■ Work to complete ■
Read the data below line by line and copy each one with "elem" in it.

"""

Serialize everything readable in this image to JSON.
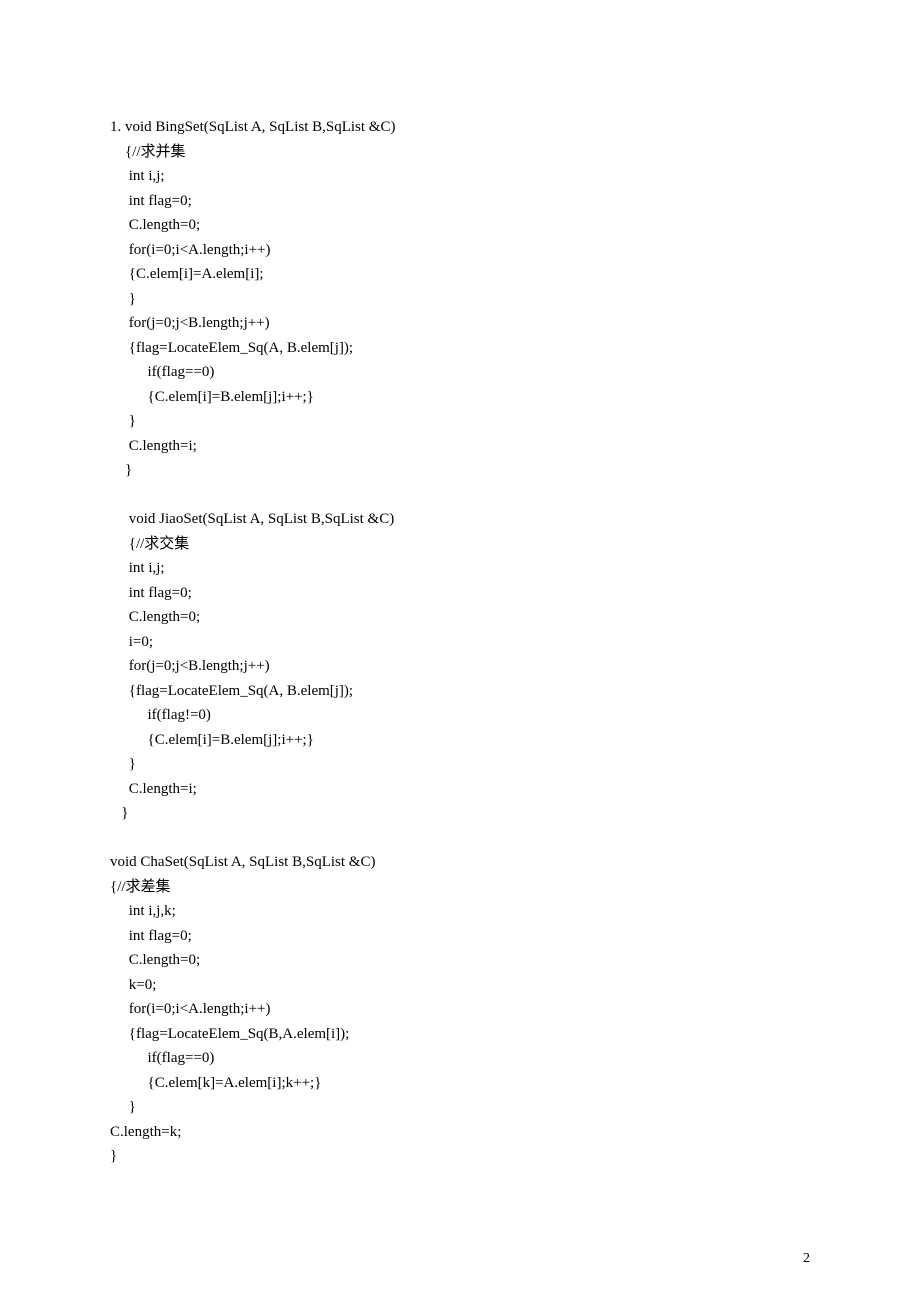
{
  "lines": [
    "1. void BingSet(SqList A, SqList B,SqList &C)",
    "    {//求并集",
    "     int i,j;",
    "     int flag=0;",
    "     C.length=0;",
    "     for(i=0;i<A.length;i++)",
    "     {C.elem[i]=A.elem[i];",
    "     }",
    "     for(j=0;j<B.length;j++)",
    "     {flag=LocateElem_Sq(A, B.elem[j]);",
    "          if(flag==0)",
    "          {C.elem[i]=B.elem[j];i++;}",
    "     }",
    "     C.length=i;",
    "    }",
    "",
    "     void JiaoSet(SqList A, SqList B,SqList &C)",
    "     {//求交集",
    "     int i,j;",
    "     int flag=0;",
    "     C.length=0;",
    "     i=0;",
    "     for(j=0;j<B.length;j++)",
    "     {flag=LocateElem_Sq(A, B.elem[j]);",
    "          if(flag!=0)",
    "          {C.elem[i]=B.elem[j];i++;}",
    "     }",
    "     C.length=i;",
    "   }",
    "",
    "void ChaSet(SqList A, SqList B,SqList &C)",
    "{//求差集",
    "     int i,j,k;",
    "     int flag=0;",
    "     C.length=0;",
    "     k=0;",
    "     for(i=0;i<A.length;i++)",
    "     {flag=LocateElem_Sq(B,A.elem[i]);",
    "          if(flag==0)",
    "          {C.elem[k]=A.elem[i];k++;}",
    "     }",
    "C.length=k;",
    "}"
  ],
  "pageNumber": "2"
}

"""

■ Result ■
    "     {C.elem[i]=A.elem[i];",
    "     {flag=LocateElem_Sq(A, B.elem[j]);",
    "          {C.elem[i]=B.elem[j];i++;}",
    "     {flag=LocateElem_Sq(A, B.elem[j]);",
    "          {C.elem[i]=B.elem[j];i++;}",
    "     {flag=LocateElem_Sq(B,A.elem[i]);",
    "          {C.elem[k]=A.elem[i];k++;}",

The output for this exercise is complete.